In its first Sunday night of the season without football, NBC recorded disappointing results for the debut of Grease: You're the One That I Want and the season premiere of The Apprentice.The 90-minute Greasespecial recorded an unimpressive 7.2 rating and a 10 share in the 8:00 p.m. hour to place third. It edged up a bit to a 7.7/11 in the 9:00-9:30 p.m. segment, but remained in third. Donald Trump's move to California saw a corresponding move downward in the ratings as the first half hour of The Apprentice recorded a 6.1/9, the reality show's worst ratings ever. The 10:00 p.m. hour didn't fare much better, averaging a 6.7/10. Earlier in the evening, Deal or No Deal, with a 5.7/8, was trounced by a football overrun on Fox that recorded a spectacular 23.1/23 and CBS's 60 minutes, which registered a 7.8/12.


The American Idol franchise is already "conservatively" worth $2.5 billion, Advertising Ageestimated in its current edition, while remarking that it is involved in numerous deals that could push the value of the franchise still higher for owner Fremantle Media. AdAgesaid the TV show alone brings in $500 million in ad revenue and additional revenue could come from plans to stream every episode of next season's Idol after it airs. McDonald's and MasterCard have already signed on as sponsors of the Internet version. In addition, said the trade publication, Idol chocolate bars, ice cream, Monopoly games, a theme park attraction, and a "Sims"-style video game are also in the works, many of them with sponsors' names attached. "There is an inordinate amount of extensions around the show," an unnamed executive at a major agency told AdAge. "Because the show has evolved, there are now more opportunities. That's where it starts to get sticky; you've got competitive issues."


As of today (Monday), there is now no longer two giant satellite pay TV companies operating in France. Instead, Vivendi's Canal Plus and TF1's TPS have united to become Canal Plus France, with more than 8 million subscribers in a country of about 62 million people. Vivendi will control the new entity, a veritable monopoly in the French pay-TV market, with a stake of about 65 percent. In a statement, the company said, "The new entity represents a pay TV player comparable in size to the largest groups in Europe, one that can effectively operate on the new competitive playing field and energize the television market."


The cell phones of the immediate future will also be miniature television sets, several wireless companies have indicated at the Consumer Electronics Show (CES) in Las Vegas. On Sunday, Verizon unveiled its V Cast Mobile TV service that it said will stream full-length TV programs from each of the four major networks to subscribers on their cell phones.
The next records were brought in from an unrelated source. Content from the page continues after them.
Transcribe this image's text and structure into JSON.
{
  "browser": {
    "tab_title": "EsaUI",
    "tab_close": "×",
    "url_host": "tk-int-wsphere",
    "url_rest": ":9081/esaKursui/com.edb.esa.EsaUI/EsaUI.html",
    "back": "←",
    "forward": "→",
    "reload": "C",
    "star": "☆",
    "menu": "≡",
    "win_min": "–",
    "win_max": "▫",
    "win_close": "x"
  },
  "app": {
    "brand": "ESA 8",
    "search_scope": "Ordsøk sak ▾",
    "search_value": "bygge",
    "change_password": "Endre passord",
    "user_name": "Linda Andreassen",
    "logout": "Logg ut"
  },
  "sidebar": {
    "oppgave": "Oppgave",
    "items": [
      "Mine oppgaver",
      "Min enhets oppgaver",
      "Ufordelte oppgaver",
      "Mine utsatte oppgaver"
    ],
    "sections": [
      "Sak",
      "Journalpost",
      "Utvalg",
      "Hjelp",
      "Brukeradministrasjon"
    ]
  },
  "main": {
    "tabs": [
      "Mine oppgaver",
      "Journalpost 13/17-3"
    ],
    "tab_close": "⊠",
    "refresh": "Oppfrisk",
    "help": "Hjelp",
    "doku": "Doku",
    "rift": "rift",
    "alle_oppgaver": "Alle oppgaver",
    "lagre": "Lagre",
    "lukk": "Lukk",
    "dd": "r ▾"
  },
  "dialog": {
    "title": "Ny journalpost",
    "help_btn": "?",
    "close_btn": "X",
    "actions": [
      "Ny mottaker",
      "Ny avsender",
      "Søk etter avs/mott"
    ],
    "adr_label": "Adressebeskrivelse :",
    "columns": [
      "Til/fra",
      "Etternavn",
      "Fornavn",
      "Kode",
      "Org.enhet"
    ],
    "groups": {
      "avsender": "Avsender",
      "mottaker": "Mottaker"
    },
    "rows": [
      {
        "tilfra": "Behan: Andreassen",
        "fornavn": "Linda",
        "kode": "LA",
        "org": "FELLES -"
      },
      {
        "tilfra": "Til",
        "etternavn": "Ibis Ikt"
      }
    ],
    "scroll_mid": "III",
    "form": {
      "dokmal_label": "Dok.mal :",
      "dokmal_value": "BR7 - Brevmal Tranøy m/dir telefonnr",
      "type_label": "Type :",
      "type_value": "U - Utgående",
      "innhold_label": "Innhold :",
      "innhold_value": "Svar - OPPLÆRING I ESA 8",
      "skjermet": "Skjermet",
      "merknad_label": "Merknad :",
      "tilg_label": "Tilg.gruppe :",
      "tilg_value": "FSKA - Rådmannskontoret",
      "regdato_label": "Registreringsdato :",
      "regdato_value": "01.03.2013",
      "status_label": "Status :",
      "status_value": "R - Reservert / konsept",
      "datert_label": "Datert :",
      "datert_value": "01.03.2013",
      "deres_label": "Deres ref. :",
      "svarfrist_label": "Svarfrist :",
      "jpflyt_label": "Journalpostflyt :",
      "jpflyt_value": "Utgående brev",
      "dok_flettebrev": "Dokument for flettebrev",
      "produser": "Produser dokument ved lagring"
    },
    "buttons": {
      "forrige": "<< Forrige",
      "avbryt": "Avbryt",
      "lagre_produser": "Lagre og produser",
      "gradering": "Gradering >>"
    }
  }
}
Qualcomm's MediaFLO USA also announced that it had signed a licensing deal with 20th Century Fox subsidiaries that will bring programs from Fox TV, Fox News Channel, and Fox Sports to users of cell phones serviced by several wireless operators. A separate, similar deal was signed with Viacom's MTV, Nickelodeon and Comedy Central channels. Meanwhile, Apple computer is expected to introduce a cell-phone/entertainment device at its MacWorld convention in San Francisco on Tuesday.


Producer John Stainton and Philippe Cousteau, the 26-year-old grandson of famed marine explorer Jacques Cousteau, have completed production of the Animal Planet documentary Ocean's Deadliest, Steve Irwin's final project, scheduled to air on Jan. 21. In an interview with Newsweekmagazine, Stainton said that at the time of Irwin's death last Sept. 4, many parts of the film had not been completed, including on-camera and voice-over narration, a task that Irwin and Cousteau were to have shared, "and if we didn't finish it, then our last few weeks with Steve would've been in vain." Cousteau subsequently took over alone. Stainton said that there will be only a fleeting reference to Irwin's death -- at the very end of the 90-minute film. "This film isn't about his death," Stainton said. "It's about the animals we set out to film."


Hoping to revive the moribund long-form investigative documentary on television, CNN said it will launch CNN: Special Investigations Unit on Saturday, Jan. 20. It said that the program will feature reports by Christiane Amanpour, Anderson Cooper, Soledad O'Brien, John Roberts, John King, and Candy Crowley. In an interview with today's (Monday) Los Angeles Times, CNN President Jonathan Klein said, "I think cable news in general fell a little too in love with the latest breaking developments and not enough with the explanation and context. ... There's really no true investigative journalism going on on a regular basis in cable news. People call some of their shows documentaries, but they're really just tawdry true crime stories. We're going to do real reporting."